Poor infrastructure, high operating costs, conflicts between communications regulators and security problems are stunting development in a country slowly rebuilding eight years after the U.S.-led invasion that ousted Saddam Hussein.
Iraq holds a pivotal geographical position in the region and could be an important communications bridge joining the Middle East with Europe and Asia.
But security remains one of the country’s biggest concerns as Iraq’s army and police battle a weakened yet stubborn insurgency while U.S. troops prepare to withdraw by December 31.
Jamming of mobile phone frequencies and poor data services are frequent complaints of Iraqis since the 2003 invasion that toppled its autocratic government and paved the way for a cellular phone market and unrestricted access to the Internet.
Mobile phone firms say military jamming costs them millions of dollars in maintaining and upgrading spectrum. Infrastructure damaged by bombs often takes time to repair due to curfews imposed by authorities because of fears of more attacks.
Sometimes companies are forced to wait until security officials have investigated the attack.

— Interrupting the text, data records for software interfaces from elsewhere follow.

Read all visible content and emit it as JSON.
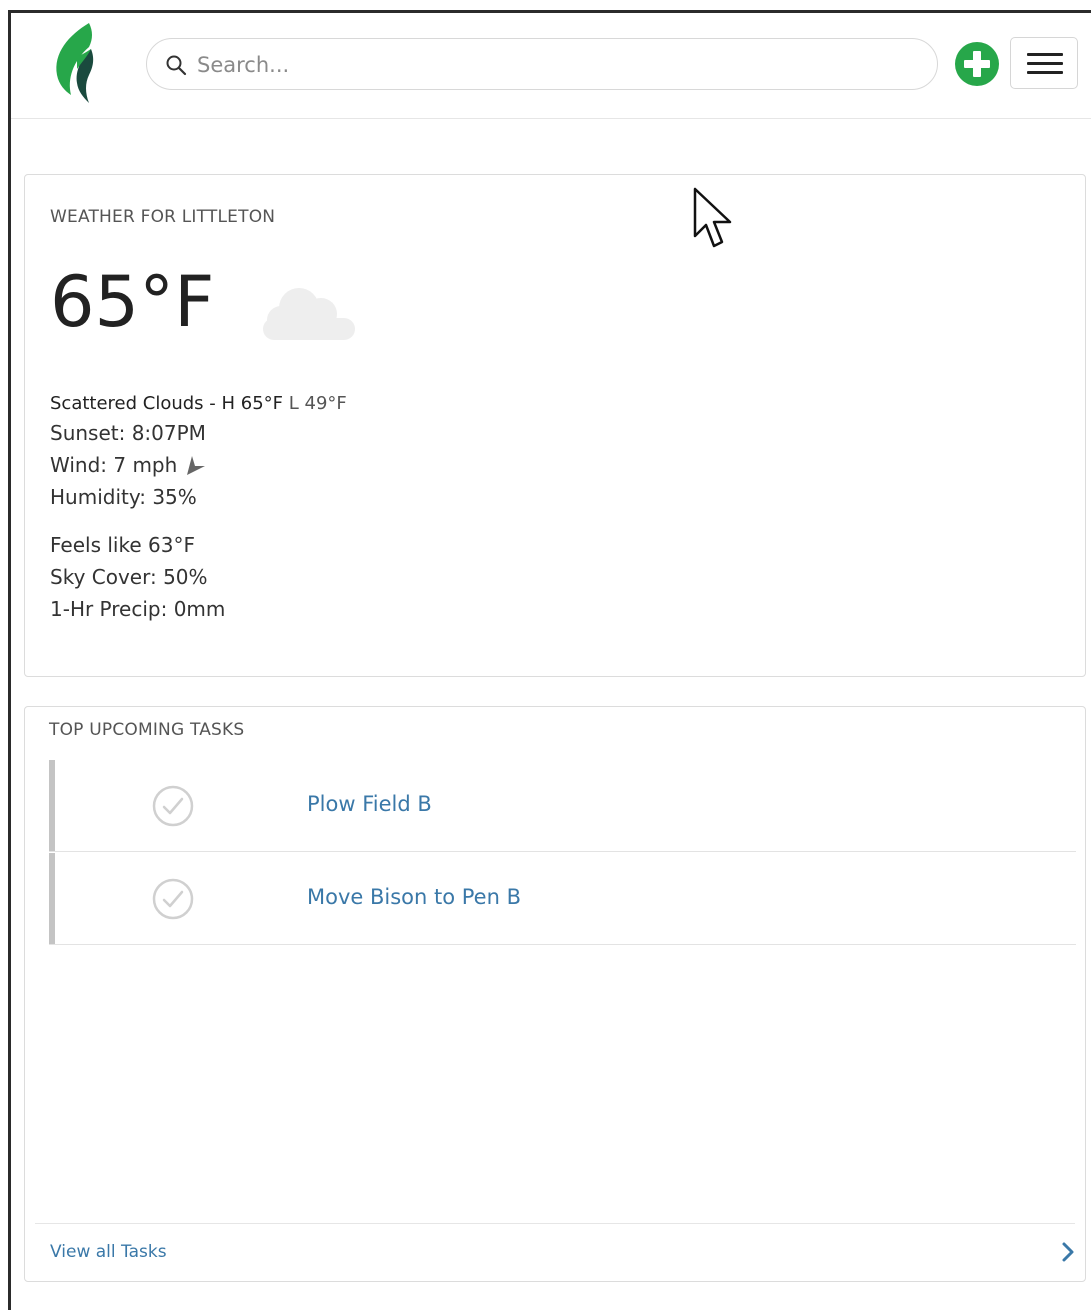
{
  "header": {
    "search_placeholder": "Search...",
    "icons": {
      "logo": "leaf-logo",
      "search": "search-icon",
      "add": "plus-circle-icon",
      "menu": "hamburger-menu-icon"
    }
  },
  "colors": {
    "brand_green": "#27a74a",
    "brand_dark": "#1a4a3e",
    "link_blue": "#3a78a8"
  },
  "weather": {
    "title": "WEATHER FOR LITTLETON",
    "temperature": "65°F",
    "condition_icon": "cloud-icon",
    "summary_condition": "Scattered Clouds - H 65°F",
    "summary_low": " L 49°F",
    "sunset": "Sunset: 8:07PM",
    "wind": "Wind: 7 mph",
    "wind_icon": "wind-direction-arrow-icon",
    "humidity": "Humidity: 35%",
    "feels_like": "Feels like 63°F",
    "sky_cover": "Sky Cover: 50%",
    "precip": "1-Hr Precip: 0mm"
  },
  "tasks": {
    "title": "TOP UPCOMING TASKS",
    "items": [
      {
        "label": "Plow Field B"
      },
      {
        "label": "Move Bison to Pen B"
      }
    ],
    "view_all": "View all Tasks"
  }
}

Iraq’s mobile phone and internet providers also fret over the high cost of fiber optic cables, electricity and security. They say that feuding between Iraq’s Communications and Media Commission (CMC) and the Iraqi Telecommunications and Posts Company (ITPC) is hindering progress.